The paper makes the case that cloud provider is likely to maintain better security. “Because it is the service provider’s own business at stake, they should have taken extreme measures to ensure their system is secure,” the paper says. “This includes measures such as firewalls, encrypted logins, and an audited data center, just for starters.”

If a breach happens in a cloud environment, the hacker will be directed to a dead end inside the dedicated application. Because the SaaS application operates independently of the client’s main systems the client’s systems and data are protected, according to Braun. “A SaaS system may provide even better security,” he argues. “Since the outside users are not accessing your internal systems, but only those of the SaaS provider, your own core systems are protected.”

Internal security threats must also be considered. Research has shown that that lost or stolen devices account for 31 percent of data security breaches, accidental misuse by an employee accounted for 27 percent, and malicious insiders perpetrated 12 percent of breaches. In other words, internal vulnerabilities are responsible for a total of 70 percent of breaches.

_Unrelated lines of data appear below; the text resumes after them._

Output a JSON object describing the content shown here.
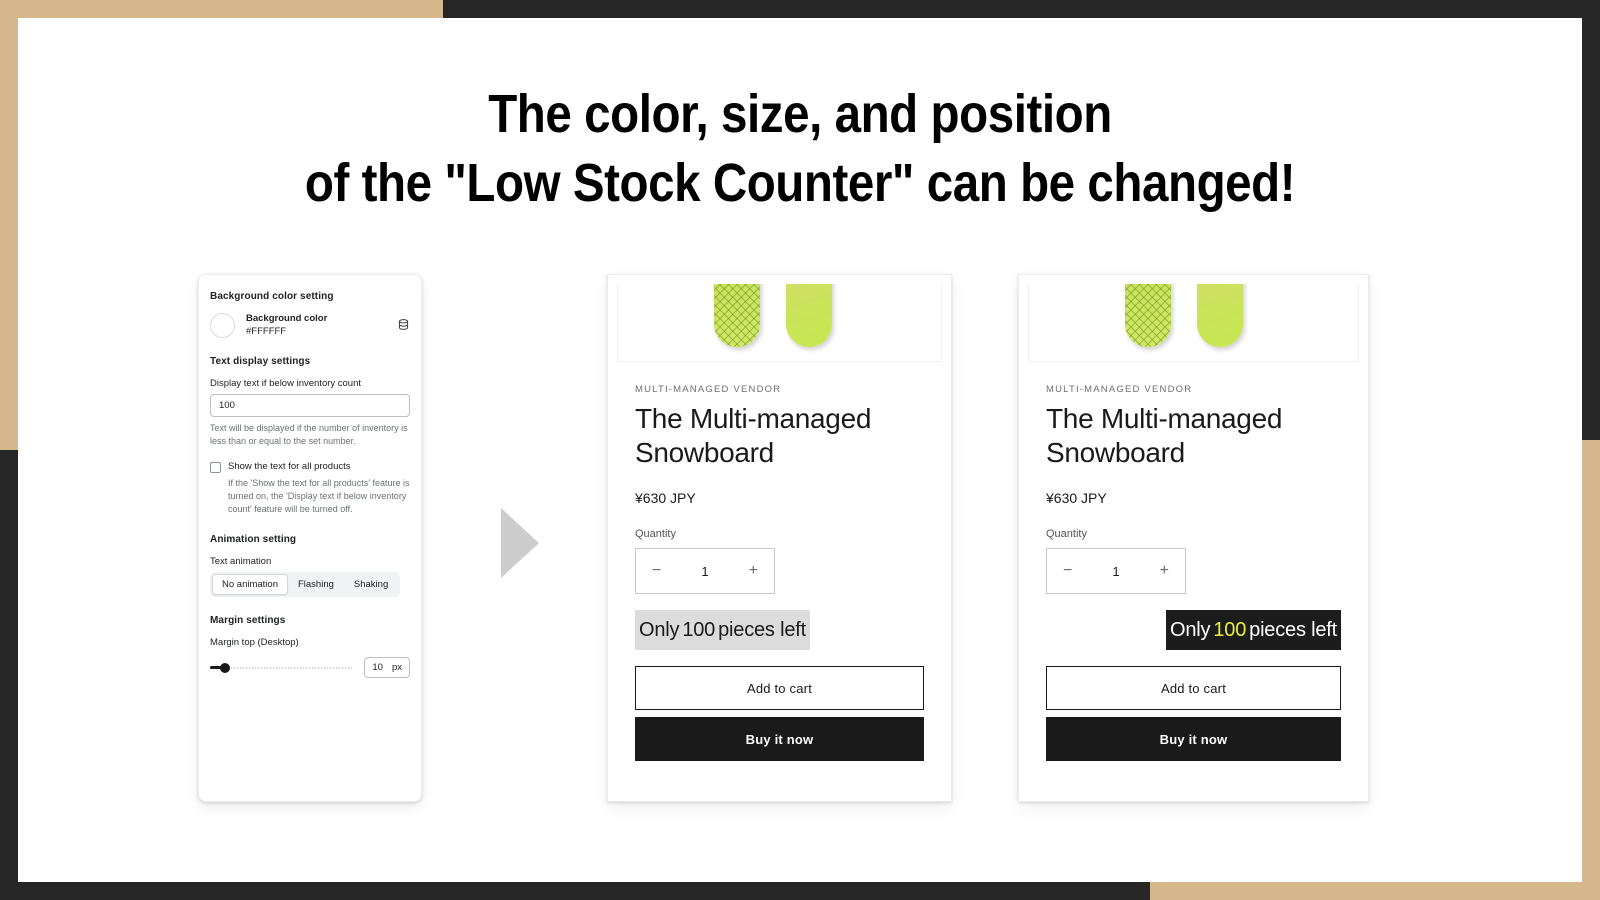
{
  "frame": {
    "tan_color": "#d6b78c",
    "dark_color": "#262626"
  },
  "headline": {
    "line1": "The color, size, and position",
    "line2": "of the \"Low Stock Counter\" can be changed!"
  },
  "settings_panel": {
    "background_section": {
      "heading": "Background color setting",
      "color_name": "Background color",
      "color_hex": "#FFFFFF",
      "swatch_value": "#FFFFFF",
      "stack_icon": "database-icon"
    },
    "text_display_section": {
      "heading": "Text display settings",
      "inventory_label": "Display text if below inventory count",
      "inventory_value": "100",
      "inventory_help": "Text will be displayed if the number of inventory is less than or equal to the set number.",
      "checkbox_label": "Show the text for all products",
      "checkbox_checked": false,
      "checkbox_help": "If the 'Show the text for all products' feature is turned on, the 'Display text if below inventory count' feature will be turned off."
    },
    "animation_section": {
      "heading": "Animation setting",
      "field_label": "Text animation",
      "options": [
        "No animation",
        "Flashing",
        "Shaking"
      ],
      "selected": "No animation"
    },
    "margin_section": {
      "heading": "Margin settings",
      "field_label": "Margin top (Desktop)",
      "value": "10",
      "unit": "px"
    }
  },
  "arrow": {
    "name": "flow-arrow",
    "color": "#cdcdcd"
  },
  "cards": {
    "before": {
      "vendor": "MULTI-MANAGED VENDOR",
      "title": "The Multi-managed Snowboard",
      "price": "¥630 JPY",
      "quantity_label": "Quantity",
      "quantity_value": "1",
      "decrease_label": "−",
      "increase_label": "+",
      "stock_prefix": "Only ",
      "stock_count": "100",
      "stock_suffix": " pieces left",
      "stock_bg": "#dcdcdc",
      "stock_text_color": "#1a1a1a",
      "stock_count_color": "#1a1a1a",
      "stock_align": "left",
      "add_to_cart": "Add to cart",
      "buy_now": "Buy it now"
    },
    "after": {
      "vendor": "MULTI-MANAGED VENDOR",
      "title": "The Multi-managed Snowboard",
      "price": "¥630 JPY",
      "quantity_label": "Quantity",
      "quantity_value": "1",
      "decrease_label": "−",
      "increase_label": "+",
      "stock_prefix": "Only ",
      "stock_count": "100",
      "stock_suffix": " pieces left",
      "stock_bg": "#1c1c1c",
      "stock_text_color": "#ffffff",
      "stock_count_color": "#e8ee3c",
      "stock_align": "right",
      "add_to_cart": "Add to cart",
      "buy_now": "Buy it now"
    }
  }
}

“Since the perpetrator of this security breach is an insider with access to company systems and data, there is likely little difference in the threat to either SaaS or licensed software users,” says the white paper. “However, with the licensed software, the malicious employee would be able to access both the front end and back end of the system. With SaaS, the client’s employee would only have front-end access, and would likely not be able to bring the whole system down.”